But it’s not just about rethinking luxury travel. We need to think about how we configure the travel patterns in our daily routines. We’ve all seen the dramatic improvements in air quality by reducing non-essential travel and allowing more people to work from home. Can we maintain these gains by creating communities where we can get what we need with less travel, and less of us needs cars to get there? 

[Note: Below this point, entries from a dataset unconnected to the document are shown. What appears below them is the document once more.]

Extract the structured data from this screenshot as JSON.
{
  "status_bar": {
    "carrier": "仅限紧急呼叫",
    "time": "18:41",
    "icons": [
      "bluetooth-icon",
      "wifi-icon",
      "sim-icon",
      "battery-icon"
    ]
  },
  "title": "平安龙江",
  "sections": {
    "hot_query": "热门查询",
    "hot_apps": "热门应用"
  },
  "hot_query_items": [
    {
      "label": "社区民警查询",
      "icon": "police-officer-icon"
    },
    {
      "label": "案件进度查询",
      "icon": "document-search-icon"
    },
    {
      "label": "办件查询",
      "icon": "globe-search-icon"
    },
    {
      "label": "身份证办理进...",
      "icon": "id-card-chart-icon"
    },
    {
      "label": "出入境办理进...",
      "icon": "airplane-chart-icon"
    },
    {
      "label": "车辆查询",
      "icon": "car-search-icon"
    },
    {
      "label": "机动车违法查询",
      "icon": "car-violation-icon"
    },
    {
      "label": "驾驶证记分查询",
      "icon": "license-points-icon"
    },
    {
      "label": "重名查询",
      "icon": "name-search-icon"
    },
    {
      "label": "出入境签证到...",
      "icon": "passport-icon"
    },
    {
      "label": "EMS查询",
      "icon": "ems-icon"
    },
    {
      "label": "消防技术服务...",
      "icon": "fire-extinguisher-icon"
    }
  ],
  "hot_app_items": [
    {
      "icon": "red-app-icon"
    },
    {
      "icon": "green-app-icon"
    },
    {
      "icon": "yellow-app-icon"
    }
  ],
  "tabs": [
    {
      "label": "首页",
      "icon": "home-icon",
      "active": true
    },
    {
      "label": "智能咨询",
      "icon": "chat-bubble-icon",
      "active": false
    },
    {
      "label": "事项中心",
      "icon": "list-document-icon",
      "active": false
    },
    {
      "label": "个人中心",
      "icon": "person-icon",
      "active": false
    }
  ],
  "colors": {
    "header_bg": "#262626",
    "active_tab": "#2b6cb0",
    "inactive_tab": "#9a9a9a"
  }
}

At its core, reducing the number of cars on our streets and the miles they drive is a health equity issue. Air pollution from gasoline, diesel fuel and brake pad dust creates significant health risks to poor people and people of color who are more likely to live near high-traffic roads, industrial sites and airports. The impact of these health disparities have only been amplified by COVID-19.  In story after story, we see the “underlying health condition” disclaimers attached the lives of people seriously sickened or killed by COVID-19, as if their lives were somehow more disposable. This was only reinforced when hospitals and medical professionals developed triage plans to ration access to care based on assumptions around the projected length and “quality” of the patient’s life. 

We know the high public health costs of our auto-dependent communities. Scientists are finding a connection between exposure to air pollution and an increased risk of dying from COVID-19. And yet, because that cost is borne mostly by poor, disabled, brown and black folks, our elected leaders aren’t willing to challenge the status quo. But now is a moment of possibility. Both the highly visual manifestation of health inequities in COVID-19 deaths, and the radical shifts in travel patterns we’ve seen with the stay-at-home orders are providing an opening to push for more meaningful change.